our hand receives arterial supply
from the radial and ulnar side
and so if you you're doing a blood draw,
if you're doing arterial blood draw,
sometimes you wanna make sure that both sides
are patent, we could do an Allen's test.
So an Allen's test checks for the patency
of the blood vessels supplying the hand.
What we're gonna do is we're gonna
initially compress on those blood vessels
and have the patient open and
close their hands several times
or you could tell them
to kinda hold their fist
and after a couple of seconds the blood
will go through the venous return
and you're holding the
And so now, the patient's gonna open their
hand, you could see that it's more pale
and we're gonna
release one side.
So here, I release the ulnar side you
could see how the hand pinked up,
so that means the blood vessel is intact
'cause the blood is rushing through.
we could do the same thing for the opposite
side, go ahead and make a fist
and hold it
and open your hand and you see it's
pale and then I release the radial side
and you could see that it starts to pink up.
So the Allen's test is negative when the hand returns to
its normal color upon releasing each of the blood vessels.
If I release the blood vessel
and the hand does not pink up
then there may be an issue
with the blood vessel
and it may tell you to further investigate
or not to draw blood from that wrist.
Patients that complain of numbness and tingling in the
hand especially with the medial portion of the hand
numbs and tingling and maybe
they may have a thenar wasting
when it becomes more severe,
may suffer from carpal tunnel.
So carpal tunnel disease is a impingement of the
median nerve as it passes through the tunnel.
So the tunnel has a roof, the

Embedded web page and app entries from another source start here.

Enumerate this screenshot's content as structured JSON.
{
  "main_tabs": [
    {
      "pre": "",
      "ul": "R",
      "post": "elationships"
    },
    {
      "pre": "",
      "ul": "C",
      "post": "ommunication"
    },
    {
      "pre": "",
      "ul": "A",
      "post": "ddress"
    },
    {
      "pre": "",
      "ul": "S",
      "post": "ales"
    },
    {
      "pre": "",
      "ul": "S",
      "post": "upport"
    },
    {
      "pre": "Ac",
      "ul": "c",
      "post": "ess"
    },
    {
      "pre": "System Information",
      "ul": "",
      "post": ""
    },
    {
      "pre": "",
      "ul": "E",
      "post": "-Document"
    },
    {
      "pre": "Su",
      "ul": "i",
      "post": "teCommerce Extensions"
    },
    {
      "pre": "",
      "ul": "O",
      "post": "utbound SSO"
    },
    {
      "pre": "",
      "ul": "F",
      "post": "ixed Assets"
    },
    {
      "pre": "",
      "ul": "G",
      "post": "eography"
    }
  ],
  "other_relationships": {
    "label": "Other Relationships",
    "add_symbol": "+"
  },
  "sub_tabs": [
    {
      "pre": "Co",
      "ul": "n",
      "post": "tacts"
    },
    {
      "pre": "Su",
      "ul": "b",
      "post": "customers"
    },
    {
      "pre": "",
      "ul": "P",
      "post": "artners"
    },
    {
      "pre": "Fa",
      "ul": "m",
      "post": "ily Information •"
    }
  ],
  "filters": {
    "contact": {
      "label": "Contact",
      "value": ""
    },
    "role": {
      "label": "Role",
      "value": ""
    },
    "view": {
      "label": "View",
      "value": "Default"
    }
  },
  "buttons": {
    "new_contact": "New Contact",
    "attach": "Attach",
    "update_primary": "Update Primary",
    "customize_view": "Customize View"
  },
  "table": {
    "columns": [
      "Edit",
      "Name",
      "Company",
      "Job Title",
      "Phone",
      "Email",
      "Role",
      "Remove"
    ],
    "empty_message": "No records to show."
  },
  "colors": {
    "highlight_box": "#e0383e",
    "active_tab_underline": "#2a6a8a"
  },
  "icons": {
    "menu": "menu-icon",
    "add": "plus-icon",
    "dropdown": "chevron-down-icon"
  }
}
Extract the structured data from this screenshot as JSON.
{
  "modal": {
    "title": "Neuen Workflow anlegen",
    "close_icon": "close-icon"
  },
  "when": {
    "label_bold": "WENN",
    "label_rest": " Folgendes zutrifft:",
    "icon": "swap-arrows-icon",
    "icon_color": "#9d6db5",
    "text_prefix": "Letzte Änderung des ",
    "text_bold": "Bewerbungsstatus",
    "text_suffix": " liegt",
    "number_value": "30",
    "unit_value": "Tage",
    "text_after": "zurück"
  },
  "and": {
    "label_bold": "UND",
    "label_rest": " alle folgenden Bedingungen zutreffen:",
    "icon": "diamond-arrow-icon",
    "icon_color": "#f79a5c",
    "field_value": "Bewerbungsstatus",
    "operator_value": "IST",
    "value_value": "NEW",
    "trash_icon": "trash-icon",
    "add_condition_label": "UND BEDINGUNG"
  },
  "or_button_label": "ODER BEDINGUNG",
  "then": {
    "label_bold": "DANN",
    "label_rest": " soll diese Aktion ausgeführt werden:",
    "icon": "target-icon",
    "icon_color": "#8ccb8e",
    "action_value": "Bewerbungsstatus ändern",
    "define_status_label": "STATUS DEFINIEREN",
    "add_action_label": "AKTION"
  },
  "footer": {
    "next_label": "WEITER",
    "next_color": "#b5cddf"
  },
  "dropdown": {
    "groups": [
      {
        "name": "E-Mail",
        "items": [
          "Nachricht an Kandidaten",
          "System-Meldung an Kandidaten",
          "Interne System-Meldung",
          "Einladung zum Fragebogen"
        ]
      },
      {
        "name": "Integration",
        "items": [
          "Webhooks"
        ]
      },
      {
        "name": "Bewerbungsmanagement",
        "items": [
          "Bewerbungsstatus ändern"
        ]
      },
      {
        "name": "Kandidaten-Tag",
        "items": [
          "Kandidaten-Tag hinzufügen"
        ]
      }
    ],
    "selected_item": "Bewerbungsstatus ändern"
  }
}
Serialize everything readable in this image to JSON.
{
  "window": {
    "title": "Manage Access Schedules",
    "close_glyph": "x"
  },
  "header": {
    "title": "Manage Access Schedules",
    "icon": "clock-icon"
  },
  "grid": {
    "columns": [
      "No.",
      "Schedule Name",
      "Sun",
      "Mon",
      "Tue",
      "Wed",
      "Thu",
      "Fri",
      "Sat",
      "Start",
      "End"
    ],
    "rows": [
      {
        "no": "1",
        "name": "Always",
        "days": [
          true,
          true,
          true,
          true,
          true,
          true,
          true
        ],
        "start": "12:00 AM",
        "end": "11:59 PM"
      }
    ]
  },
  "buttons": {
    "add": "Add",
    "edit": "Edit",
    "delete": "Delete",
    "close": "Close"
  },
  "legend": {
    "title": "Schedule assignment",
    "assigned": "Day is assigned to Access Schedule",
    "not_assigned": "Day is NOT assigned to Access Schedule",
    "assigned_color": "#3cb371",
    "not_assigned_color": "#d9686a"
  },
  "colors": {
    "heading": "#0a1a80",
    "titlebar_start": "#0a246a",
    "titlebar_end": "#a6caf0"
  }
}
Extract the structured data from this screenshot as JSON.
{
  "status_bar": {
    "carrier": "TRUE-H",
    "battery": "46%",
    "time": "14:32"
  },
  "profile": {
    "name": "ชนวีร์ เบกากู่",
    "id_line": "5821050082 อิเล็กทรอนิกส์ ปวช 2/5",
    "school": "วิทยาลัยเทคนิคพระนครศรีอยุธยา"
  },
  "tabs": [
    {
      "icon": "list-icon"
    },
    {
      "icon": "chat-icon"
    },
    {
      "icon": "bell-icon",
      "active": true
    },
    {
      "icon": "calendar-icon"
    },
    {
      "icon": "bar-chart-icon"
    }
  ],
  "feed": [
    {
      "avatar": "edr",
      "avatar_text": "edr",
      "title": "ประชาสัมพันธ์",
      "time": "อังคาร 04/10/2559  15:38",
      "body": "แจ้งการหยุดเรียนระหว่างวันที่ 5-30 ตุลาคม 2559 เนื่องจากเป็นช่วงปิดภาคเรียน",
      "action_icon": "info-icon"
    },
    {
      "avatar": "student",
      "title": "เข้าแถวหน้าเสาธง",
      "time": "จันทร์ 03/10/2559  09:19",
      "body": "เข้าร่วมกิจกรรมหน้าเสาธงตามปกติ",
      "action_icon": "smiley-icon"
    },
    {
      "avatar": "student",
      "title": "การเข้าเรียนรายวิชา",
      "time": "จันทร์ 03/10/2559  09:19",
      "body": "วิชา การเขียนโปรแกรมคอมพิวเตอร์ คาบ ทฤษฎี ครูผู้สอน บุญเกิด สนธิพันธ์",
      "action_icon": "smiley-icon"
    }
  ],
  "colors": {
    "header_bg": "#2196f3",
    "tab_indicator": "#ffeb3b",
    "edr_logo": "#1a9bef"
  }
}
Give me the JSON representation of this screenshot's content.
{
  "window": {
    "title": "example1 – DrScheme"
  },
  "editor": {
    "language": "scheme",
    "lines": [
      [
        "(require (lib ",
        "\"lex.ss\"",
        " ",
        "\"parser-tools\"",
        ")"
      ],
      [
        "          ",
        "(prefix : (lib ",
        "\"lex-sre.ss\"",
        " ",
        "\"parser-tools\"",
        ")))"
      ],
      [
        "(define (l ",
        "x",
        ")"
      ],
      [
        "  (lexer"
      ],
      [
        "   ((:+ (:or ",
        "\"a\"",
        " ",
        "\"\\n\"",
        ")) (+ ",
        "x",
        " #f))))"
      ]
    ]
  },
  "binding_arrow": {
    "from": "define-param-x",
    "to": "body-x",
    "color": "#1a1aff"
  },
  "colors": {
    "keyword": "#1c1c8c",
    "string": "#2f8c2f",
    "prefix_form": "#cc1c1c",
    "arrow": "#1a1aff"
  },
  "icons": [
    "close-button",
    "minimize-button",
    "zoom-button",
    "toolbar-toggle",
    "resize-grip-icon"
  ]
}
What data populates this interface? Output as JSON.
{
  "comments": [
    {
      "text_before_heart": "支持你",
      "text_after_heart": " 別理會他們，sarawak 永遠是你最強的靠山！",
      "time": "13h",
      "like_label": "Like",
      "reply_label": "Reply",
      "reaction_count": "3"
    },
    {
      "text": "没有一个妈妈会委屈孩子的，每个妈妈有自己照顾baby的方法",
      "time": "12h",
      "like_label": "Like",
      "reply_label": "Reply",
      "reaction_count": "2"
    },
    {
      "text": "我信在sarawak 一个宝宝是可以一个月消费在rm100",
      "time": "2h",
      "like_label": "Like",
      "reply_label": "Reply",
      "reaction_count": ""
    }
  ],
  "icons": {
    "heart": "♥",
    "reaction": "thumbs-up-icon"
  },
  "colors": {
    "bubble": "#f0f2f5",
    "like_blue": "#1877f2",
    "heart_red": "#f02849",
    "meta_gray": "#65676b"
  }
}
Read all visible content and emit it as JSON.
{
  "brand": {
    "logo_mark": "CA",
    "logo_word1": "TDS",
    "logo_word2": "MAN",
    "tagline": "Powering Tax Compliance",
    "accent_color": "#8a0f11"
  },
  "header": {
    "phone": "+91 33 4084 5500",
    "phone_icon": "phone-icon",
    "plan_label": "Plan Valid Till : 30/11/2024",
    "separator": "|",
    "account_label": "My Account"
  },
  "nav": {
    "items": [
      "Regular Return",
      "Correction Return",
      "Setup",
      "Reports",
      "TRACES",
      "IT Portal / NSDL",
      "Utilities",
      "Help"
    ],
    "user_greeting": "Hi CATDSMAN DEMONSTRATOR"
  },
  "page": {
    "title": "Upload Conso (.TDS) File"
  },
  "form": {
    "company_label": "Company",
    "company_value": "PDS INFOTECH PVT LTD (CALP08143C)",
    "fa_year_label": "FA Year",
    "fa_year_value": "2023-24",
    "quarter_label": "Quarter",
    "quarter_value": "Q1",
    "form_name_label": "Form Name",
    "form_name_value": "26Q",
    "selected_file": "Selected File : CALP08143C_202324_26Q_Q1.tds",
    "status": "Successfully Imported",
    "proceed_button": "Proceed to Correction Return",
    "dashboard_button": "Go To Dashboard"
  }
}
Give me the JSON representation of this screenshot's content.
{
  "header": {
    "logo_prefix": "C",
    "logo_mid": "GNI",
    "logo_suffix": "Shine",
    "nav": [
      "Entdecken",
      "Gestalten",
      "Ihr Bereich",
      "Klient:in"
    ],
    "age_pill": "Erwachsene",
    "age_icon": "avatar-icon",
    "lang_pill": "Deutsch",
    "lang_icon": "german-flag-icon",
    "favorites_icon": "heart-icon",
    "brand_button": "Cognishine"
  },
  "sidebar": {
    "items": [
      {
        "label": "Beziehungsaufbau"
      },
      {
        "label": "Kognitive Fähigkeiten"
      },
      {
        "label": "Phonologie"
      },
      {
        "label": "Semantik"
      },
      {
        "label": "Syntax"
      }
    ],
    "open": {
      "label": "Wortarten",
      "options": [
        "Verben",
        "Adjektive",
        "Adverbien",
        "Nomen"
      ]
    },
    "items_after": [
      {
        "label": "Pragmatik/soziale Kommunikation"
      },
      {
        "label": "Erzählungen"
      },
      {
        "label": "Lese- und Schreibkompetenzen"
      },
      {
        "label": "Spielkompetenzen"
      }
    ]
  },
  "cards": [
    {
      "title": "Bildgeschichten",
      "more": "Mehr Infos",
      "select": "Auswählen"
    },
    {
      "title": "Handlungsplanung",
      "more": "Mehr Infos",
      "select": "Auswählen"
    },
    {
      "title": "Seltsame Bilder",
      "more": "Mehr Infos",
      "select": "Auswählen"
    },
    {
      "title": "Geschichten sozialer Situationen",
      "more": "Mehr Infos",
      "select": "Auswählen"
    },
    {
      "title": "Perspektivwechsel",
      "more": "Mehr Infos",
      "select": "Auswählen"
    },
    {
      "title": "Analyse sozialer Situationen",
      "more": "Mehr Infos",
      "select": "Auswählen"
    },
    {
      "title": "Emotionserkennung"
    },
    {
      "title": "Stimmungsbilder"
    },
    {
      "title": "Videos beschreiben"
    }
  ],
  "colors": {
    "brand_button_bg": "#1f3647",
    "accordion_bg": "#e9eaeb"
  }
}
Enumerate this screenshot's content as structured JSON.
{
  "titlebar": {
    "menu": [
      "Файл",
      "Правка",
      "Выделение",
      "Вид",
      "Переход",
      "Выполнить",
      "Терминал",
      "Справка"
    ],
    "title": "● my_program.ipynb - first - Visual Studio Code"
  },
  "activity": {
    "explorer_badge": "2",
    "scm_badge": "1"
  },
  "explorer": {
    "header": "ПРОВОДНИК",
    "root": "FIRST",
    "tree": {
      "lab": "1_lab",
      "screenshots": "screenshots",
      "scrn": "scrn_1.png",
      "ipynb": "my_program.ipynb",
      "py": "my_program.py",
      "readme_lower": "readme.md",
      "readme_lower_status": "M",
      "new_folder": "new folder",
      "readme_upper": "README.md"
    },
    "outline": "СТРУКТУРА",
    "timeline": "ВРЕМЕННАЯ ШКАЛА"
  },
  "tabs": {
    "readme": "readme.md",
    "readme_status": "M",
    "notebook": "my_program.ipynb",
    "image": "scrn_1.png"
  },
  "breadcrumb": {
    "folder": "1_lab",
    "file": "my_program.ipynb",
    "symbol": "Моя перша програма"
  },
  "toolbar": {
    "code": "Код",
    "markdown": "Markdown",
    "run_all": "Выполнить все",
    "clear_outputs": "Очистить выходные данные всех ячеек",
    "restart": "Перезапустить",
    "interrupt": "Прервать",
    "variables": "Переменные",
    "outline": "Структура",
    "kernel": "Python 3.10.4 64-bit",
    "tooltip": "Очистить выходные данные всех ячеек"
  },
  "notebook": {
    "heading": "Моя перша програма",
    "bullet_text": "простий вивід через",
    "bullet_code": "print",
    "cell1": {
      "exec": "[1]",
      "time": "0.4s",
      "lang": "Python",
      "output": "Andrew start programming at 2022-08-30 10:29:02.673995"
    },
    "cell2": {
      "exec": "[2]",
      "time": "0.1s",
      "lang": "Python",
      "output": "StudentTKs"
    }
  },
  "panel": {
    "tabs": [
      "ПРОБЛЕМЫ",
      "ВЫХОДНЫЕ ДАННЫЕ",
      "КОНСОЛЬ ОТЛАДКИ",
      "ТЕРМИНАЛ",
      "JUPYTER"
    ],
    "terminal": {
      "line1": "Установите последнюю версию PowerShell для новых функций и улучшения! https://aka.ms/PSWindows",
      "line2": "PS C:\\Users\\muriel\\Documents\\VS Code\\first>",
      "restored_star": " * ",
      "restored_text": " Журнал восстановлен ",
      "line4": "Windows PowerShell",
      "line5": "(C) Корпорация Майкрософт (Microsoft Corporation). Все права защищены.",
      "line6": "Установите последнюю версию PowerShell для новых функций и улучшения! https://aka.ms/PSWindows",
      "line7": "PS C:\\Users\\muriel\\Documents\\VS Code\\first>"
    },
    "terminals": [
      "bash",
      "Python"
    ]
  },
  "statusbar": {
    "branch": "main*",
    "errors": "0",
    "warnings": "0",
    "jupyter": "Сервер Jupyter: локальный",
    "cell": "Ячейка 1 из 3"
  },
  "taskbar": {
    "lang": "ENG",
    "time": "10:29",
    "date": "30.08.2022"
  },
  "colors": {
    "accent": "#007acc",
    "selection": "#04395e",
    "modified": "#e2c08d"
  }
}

attachments of the flexor retinaculum
include the scaphoid and the trapezium
and the hook of hamate and the pisiform
So across this ligament and underneath
it are a lot of your flexor tendons
and running along with those flexor
tendons is your median nerve.
and the median nerve comes and innervates the medial
aspect of your hand up to halfway of your forefinger.
So numbness and tingling in the hand due to certain
repetitive motions or injuries or swelling
could cause a carpal
So how could we assess for
carpal tunnel syndrome?
Well you could perform
a Tinel's test.
Tinel's test is when you tap over the median
nerve as it passes through the carpal tunnel
and if you tap and it recreates the
numbness and tingling and symptoms
then that is a positive test for
carpal tunnel syndrome.
So to perform it, you're gonna find that region
between the two bones where the carpal tunnel lies
and you're gonna apply a little bit of a gentle tap there
and if it recreates the pain, then that's a positive test.
Another test you could do to assess for carpal
tunnel syndrome is called the Phalen's test.
Here, we're gonna have the patient bring their
hands together and their elbows up to 90 degrees.
And so what that does is it really
compresses in that carpal region here
and the patient should be able to
hold this up for at least a minute.
If they're unable to hold this position for more
that a minute then that would be a positive test
especially if they're getting numbness, tingling in
the side that they were complaining of hand pain.
(You can put your hands down)
Patients that complain about pain along
their thumb especially along their
lateral aspect to their forearm may
have DeQuarvain's tenosynovitis.
So it is inflammation of the
tendon helping to move your thumb
has been definitely more common
now that people have been
texting or gaming or using more
precise motion with their thumb.
So to perform the test,
what we're going to do
is we're gonna have the patient take
their thumb and put it in their fist
and then we're gonna have them
slowly ulnar deviate their wrist.
So you're gonna take their thumbs in your hand
and kinda put your hand down towards the floor
There you go.
and so that is Finkelstein's test
and what you're doing is you're really stretching
that tendon and a positive test would be pain
or the inability for the patient
to try to ulnar deviate their hand.